(Element data from apps and pages)
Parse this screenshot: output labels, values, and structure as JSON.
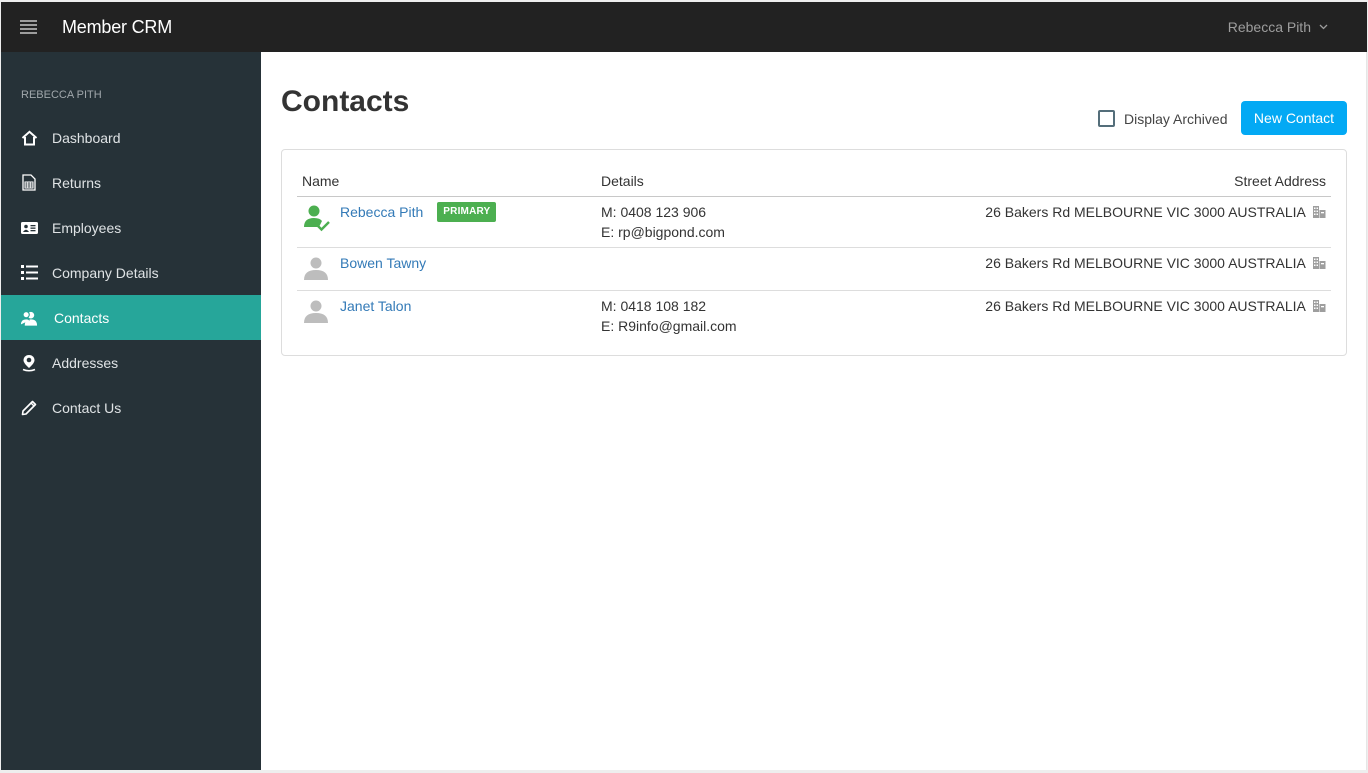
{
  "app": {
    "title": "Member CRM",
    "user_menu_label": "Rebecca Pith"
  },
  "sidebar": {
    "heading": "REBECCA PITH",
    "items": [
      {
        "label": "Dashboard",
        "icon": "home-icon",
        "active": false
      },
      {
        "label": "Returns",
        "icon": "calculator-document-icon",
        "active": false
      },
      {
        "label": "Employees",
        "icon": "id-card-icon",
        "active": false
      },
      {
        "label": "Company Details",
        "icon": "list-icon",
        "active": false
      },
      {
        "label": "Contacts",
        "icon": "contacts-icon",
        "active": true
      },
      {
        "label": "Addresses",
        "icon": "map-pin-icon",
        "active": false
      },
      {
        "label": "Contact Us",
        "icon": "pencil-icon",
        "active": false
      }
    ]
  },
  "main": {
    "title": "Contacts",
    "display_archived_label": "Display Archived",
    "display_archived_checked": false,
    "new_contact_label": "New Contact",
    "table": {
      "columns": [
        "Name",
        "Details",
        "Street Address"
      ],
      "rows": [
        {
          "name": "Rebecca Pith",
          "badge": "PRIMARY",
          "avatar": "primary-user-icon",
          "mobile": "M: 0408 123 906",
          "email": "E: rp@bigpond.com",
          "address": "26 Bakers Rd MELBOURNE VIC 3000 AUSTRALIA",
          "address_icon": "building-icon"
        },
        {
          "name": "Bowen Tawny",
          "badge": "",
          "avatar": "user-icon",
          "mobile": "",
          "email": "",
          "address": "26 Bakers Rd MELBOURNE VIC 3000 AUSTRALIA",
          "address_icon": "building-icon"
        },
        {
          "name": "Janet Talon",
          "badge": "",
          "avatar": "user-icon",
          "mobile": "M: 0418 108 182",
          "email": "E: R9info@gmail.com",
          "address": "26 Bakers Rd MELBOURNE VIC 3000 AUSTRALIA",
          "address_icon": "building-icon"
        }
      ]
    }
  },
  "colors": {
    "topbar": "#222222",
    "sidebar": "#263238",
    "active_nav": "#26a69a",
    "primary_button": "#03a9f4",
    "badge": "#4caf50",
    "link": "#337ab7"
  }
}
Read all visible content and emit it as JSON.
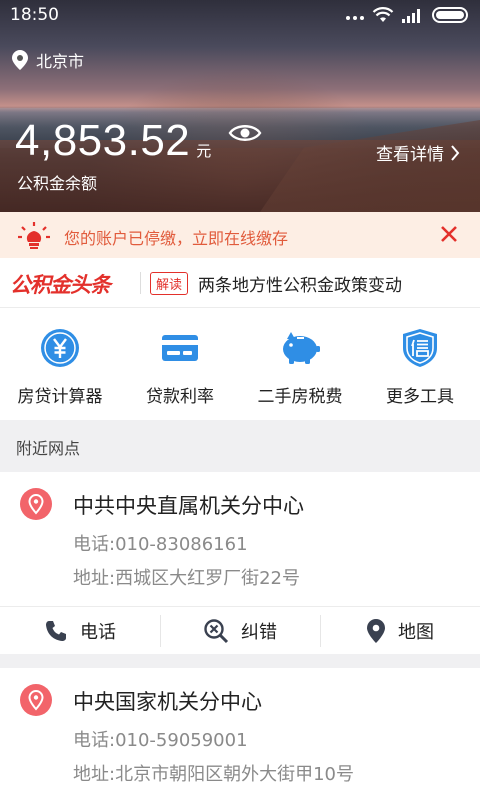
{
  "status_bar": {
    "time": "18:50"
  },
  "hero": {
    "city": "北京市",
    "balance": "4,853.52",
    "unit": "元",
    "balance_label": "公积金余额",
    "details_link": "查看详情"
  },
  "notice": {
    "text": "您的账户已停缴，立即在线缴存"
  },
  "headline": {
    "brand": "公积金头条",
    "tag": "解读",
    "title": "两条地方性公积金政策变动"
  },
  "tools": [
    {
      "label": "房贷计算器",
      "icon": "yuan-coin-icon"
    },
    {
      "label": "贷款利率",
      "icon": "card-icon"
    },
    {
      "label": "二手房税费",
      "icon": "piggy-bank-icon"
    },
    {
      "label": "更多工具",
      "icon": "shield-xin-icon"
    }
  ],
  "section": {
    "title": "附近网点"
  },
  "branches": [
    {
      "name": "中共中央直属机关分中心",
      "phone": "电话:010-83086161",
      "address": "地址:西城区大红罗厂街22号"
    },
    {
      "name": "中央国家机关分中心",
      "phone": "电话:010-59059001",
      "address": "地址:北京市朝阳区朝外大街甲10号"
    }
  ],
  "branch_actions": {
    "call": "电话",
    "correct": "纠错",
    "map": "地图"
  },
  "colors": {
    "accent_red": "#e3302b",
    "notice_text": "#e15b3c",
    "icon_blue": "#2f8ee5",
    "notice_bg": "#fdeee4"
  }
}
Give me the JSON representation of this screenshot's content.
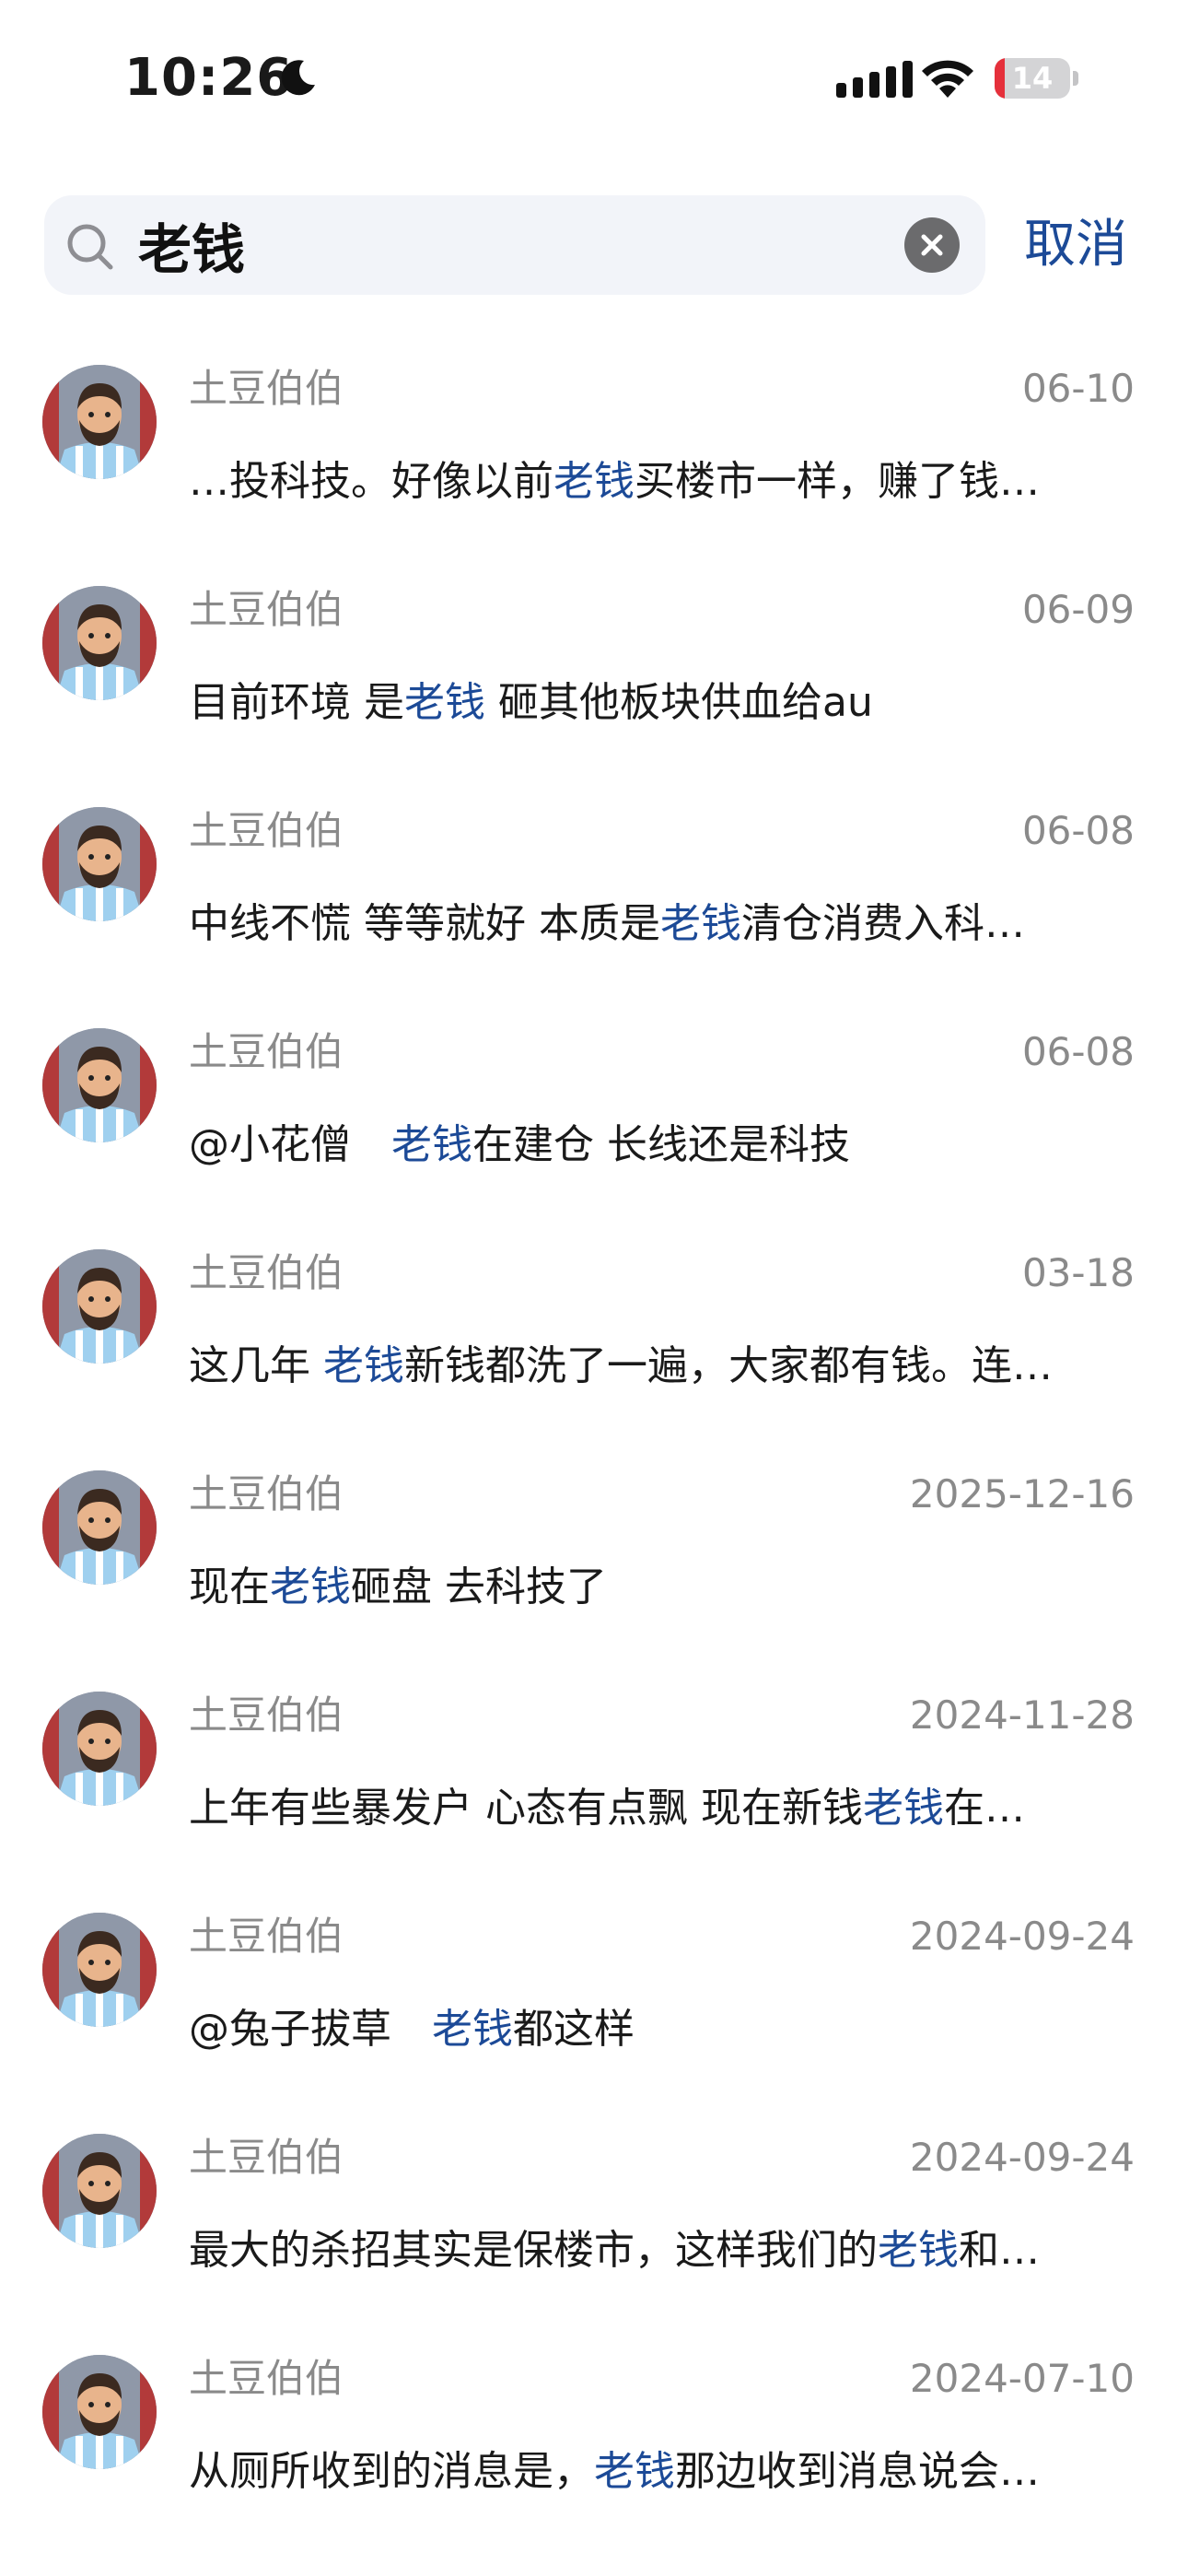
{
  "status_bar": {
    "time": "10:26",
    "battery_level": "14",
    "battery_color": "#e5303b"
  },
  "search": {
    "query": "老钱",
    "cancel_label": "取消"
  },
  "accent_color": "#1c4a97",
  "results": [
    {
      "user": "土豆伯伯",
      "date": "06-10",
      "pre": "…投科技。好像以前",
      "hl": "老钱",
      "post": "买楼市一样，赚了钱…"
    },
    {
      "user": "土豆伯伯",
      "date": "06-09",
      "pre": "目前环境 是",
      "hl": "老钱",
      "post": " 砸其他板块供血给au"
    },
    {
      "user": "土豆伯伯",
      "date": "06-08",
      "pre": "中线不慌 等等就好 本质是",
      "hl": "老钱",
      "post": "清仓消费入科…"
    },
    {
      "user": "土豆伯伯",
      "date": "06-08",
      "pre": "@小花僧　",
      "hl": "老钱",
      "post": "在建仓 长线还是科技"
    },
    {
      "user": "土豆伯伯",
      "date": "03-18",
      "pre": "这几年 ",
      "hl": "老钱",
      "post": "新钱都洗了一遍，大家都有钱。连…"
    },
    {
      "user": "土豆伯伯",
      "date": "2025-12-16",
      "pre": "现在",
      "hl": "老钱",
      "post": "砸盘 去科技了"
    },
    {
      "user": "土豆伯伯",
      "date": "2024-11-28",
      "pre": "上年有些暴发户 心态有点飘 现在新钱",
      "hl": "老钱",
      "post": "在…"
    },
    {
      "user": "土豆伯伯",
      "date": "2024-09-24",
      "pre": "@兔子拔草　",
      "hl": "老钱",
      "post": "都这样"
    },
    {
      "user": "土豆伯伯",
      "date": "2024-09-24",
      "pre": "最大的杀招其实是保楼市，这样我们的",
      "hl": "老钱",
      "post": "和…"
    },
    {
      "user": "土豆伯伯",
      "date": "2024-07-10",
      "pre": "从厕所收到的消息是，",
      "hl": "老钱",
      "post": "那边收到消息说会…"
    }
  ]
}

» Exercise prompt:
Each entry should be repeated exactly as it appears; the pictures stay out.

» Your solution:
Parse this screenshot: output labels, values, and structure as JSON.
{
  "app": {
    "title": "Member CRM",
    "user_menu_label": "Rebecca Pith"
  },
  "sidebar": {
    "heading": "REBECCA PITH",
    "items": [
      {
        "label": "Dashboard",
        "icon": "home-icon",
        "active": false
      },
      {
        "label": "Returns",
        "icon": "calculator-document-icon",
        "active": false
      },
      {
        "label": "Employees",
        "icon": "id-card-icon",
        "active": false
      },
      {
        "label": "Company Details",
        "icon": "list-icon",
        "active": false
      },
      {
        "label": "Contacts",
        "icon": "contacts-icon",
        "active": true
      },
      {
        "label": "Addresses",
        "icon": "map-pin-icon",
        "active": false
      },
      {
        "label": "Contact Us",
        "icon": "pencil-icon",
        "active": false
      }
    ]
  },
  "main": {
    "title": "Contacts",
    "display_archived_label": "Display Archived",
    "display_archived_checked": false,
    "new_contact_label": "New Contact",
    "table": {
      "columns": [
        "Name",
        "Details",
        "Street Address"
      ],
      "rows": [
        {
          "name": "Rebecca Pith",
          "badge": "PRIMARY",
          "avatar": "primary-user-icon",
          "mobile": "M: 0408 123 906",
          "email": "E: rp@bigpond.com",
          "address": "26 Bakers Rd MELBOURNE VIC 3000 AUSTRALIA",
          "address_icon": "building-icon"
        },
        {
          "name": "Bowen Tawny",
          "badge": "",
          "avatar": "user-icon",
          "mobile": "",
          "email": "",
          "address": "26 Bakers Rd MELBOURNE VIC 3000 AUSTRALIA",
          "address_icon": "building-icon"
        },
        {
          "name": "Janet Talon",
          "badge": "",
          "avatar": "user-icon",
          "mobile": "M: 0418 108 182",
          "email": "E: R9info@gmail.com",
          "address": "26 Bakers Rd MELBOURNE VIC 3000 AUSTRALIA",
          "address_icon": "building-icon"
        }
      ]
    }
  },
  "colors": {
    "topbar": "#222222",
    "sidebar": "#263238",
    "active_nav": "#26a69a",
    "primary_button": "#03a9f4",
    "badge": "#4caf50",
    "link": "#337ab7"
  }
}
Read all visible content and emit it as JSON.
{
  "status_bar": {
    "time": "18:50"
  },
  "hero": {
    "city": "北京市",
    "balance": "4,853.52",
    "unit": "元",
    "balance_label": "公积金余额",
    "details_link": "查看详情"
  },
  "notice": {
    "text": "您的账户已停缴，立即在线缴存"
  },
  "headline": {
    "brand": "公积金头条",
    "tag": "解读",
    "title": "两条地方性公积金政策变动"
  },
  "tools": [
    {
      "label": "房贷计算器",
      "icon": "yuan-coin-icon"
    },
    {
      "label": "贷款利率",
      "icon": "card-icon"
    },
    {
      "label": "二手房税费",
      "icon": "piggy-bank-icon"
    },
    {
      "label": "更多工具",
      "icon": "shield-xin-icon"
    }
  ],
  "section": {
    "title": "附近网点"
  },
  "branches": [
    {
      "name": "中共中央直属机关分中心",
      "phone": "电话:010-83086161",
      "address": "地址:西城区大红罗厂街22号"
    },
    {
      "name": "中央国家机关分中心",
      "phone": "电话:010-59059001",
      "address": "地址:北京市朝阳区朝外大街甲10号"
    }
  ],
  "branch_actions": {
    "call": "电话",
    "correct": "纠错",
    "map": "地图"
  },
  "colors": {
    "accent_red": "#e3302b",
    "notice_text": "#e15b3c",
    "icon_blue": "#2f8ee5",
    "notice_bg": "#fdeee4"
  }
}
Give me the JSON representation of this screenshot's content.
{
  "status_bar": {
    "time": "10:26",
    "battery_level": "14",
    "battery_color": "#e5303b"
  },
  "search": {
    "query": "老钱",
    "cancel_label": "取消"
  },
  "accent_color": "#1c4a97",
  "results": [
    {
      "user": "土豆伯伯",
      "date": "06-10",
      "pre": "…投科技。好像以前",
      "hl": "老钱",
      "post": "买楼市一样，赚了钱…"
    },
    {
      "user": "土豆伯伯",
      "date": "06-09",
      "pre": "目前环境 是",
      "hl": "老钱",
      "post": " 砸其他板块供血给au"
    },
    {
      "user": "土豆伯伯",
      "date": "06-08",
      "pre": "中线不慌 等等就好 本质是",
      "hl": "老钱",
      "post": "清仓消费入科…"
    },
    {
      "user": "土豆伯伯",
      "date": "06-08",
      "pre": "@小花僧　",
      "hl": "老钱",
      "post": "在建仓 长线还是科技"
    },
    {
      "user": "土豆伯伯",
      "date": "03-18",
      "pre": "这几年 ",
      "hl": "老钱",
      "post": "新钱都洗了一遍，大家都有钱。连…"
    },
    {
      "user": "土豆伯伯",
      "date": "2025-12-16",
      "pre": "现在",
      "hl": "老钱",
      "post": "砸盘 去科技了"
    },
    {
      "user": "土豆伯伯",
      "date": "2024-11-28",
      "pre": "上年有些暴发户 心态有点飘 现在新钱",
      "hl": "老钱",
      "post": "在…"
    },
    {
      "user": "土豆伯伯",
      "date": "2024-09-24",
      "pre": "@兔子拔草　",
      "hl": "老钱",
      "post": "都这样"
    },
    {
      "user": "土豆伯伯",
      "date": "2024-09-24",
      "pre": "最大的杀招其实是保楼市，这样我们的",
      "hl": "老钱",
      "post": "和…"
    },
    {
      "user": "土豆伯伯",
      "date": "2024-07-10",
      "pre": "从厕所收到的消息是，",
      "hl": "老钱",
      "post": "那边收到消息说会…"
    }
  ]
}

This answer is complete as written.